Brandon Weeden, Oklahoma State: I’m very interested to see how Weeden performs in Dana Holgorsen’s spread offense in Stillwater this fall. The 26-year-old junior only received limited time on the field behind Zac Robinson in ‘09, but he thrilled Cowboys fans against Colorado when he stepped in for an injured Robinson and threw two touchdowns in a comeback win. The 6-4, 224-pound former New York Yankees farmhand has the talent to excel in this offense. But with just one experienced offensive lineman up front, along with the new scheme, it may take some time for the Cowboys to gel. When they do come together, though, we could see some gaudy passing numbers on Saturdays.

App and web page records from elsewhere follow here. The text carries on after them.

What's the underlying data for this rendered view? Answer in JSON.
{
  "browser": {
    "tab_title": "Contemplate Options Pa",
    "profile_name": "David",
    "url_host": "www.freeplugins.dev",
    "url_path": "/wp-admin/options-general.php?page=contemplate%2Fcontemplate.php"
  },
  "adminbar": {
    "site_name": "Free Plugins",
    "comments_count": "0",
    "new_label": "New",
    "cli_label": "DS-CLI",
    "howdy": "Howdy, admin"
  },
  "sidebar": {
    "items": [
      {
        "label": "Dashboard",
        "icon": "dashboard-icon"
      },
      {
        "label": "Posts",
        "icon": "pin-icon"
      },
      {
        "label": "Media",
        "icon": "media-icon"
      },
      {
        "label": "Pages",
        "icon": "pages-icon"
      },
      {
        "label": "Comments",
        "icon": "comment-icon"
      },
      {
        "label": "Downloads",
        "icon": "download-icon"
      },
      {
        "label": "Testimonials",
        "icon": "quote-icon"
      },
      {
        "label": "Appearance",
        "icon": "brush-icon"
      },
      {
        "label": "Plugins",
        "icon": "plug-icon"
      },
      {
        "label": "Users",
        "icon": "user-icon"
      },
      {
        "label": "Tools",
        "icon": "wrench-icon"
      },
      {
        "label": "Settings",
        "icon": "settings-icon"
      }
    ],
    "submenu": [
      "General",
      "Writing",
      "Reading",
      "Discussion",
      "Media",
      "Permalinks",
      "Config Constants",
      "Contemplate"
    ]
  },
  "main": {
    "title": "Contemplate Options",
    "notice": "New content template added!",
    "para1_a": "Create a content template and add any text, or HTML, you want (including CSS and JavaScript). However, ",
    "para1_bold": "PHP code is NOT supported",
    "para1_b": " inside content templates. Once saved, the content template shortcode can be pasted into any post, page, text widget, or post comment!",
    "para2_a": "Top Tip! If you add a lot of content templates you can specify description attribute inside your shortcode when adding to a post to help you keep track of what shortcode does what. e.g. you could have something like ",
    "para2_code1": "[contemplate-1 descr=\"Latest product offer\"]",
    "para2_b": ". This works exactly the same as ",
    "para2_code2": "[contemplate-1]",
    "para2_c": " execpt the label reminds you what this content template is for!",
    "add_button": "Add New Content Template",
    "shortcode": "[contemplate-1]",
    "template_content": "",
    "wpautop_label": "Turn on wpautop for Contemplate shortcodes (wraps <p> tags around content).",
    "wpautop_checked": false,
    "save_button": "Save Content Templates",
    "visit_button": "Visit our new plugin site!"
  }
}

Zac Lee, Nebraska: Lee still hasn’t officially locked up the starting gig in Lincoln, but I expect him to be under center for the opener while Cody Green and Taylor Martinez see action in specially designed packages. Cornhusker fans certainly won’t forget the disastrous performance from Lee in the Big 12 championship game — 6-of-19 with three picks — or any other bad decision he made with the football last year. While the offensive line didn’t always offer the support necessary for stability under center, the 6-2, 215-pound senior failed to bail out his offense more times than not. And a starting quarterback just has to be able to do that once in awhile. Lee needed surgery in January to repair a torn flexor tendon in his throwing arm, so he was forced to miss spring practice. But he’s healthy, and he has as good a chance as anyone to show coaches that he could be the stabilizing force under center for the Huskers.
ICONTyler Hansen beat out Cody Hawkins for the starting gig in Boulder.
Tyler Hansen, Colorado: Hansen beat out Cody Hawkins for the right to line up under center for the Buffaloes. The junior has been in and out of the lineup since his freshman season, but it looks like this could be the year he settles in as the lead signal-caller. He completed 56 percent of his passes for 1,440 yards with eight touchdowns and seven interceptions last year. The 6-1, 205-pounder seemed to progress as the season went on, throwing for over 250 yards in three of his final four games. However, he tossed three interceptions in the season finale. We know that this is a big year for head coach Dan Hawkins. It’s also a big year for Hansen.
Carson Coffman, Kansas State: Coffman is still battling Sammuel Lamur and Collin Klein for the starting job, but the edge likely goes to Coffman, who started the first four games last year. All three have made improvements, and Wildcats fans may see all three at some point this season. K-State returns only five starters on offense, but four offensive linemen are back. Coffman, or whoever is under center, will also be working with a completely new set of receivers, highlighted by transfers Brodrick Smith and Chris Harper. Senior Aubrey Quarles returns, however, after redshirting last season. And don’t forget that Daniel Thomas will still pace the rushing attack. If the Wildcats are balanced on offense, they should go bowling.
Kale Pick, Kansas: Pick beat out redshirt freshman Jordan Webb for the starting job in Lawrence. The 6-1,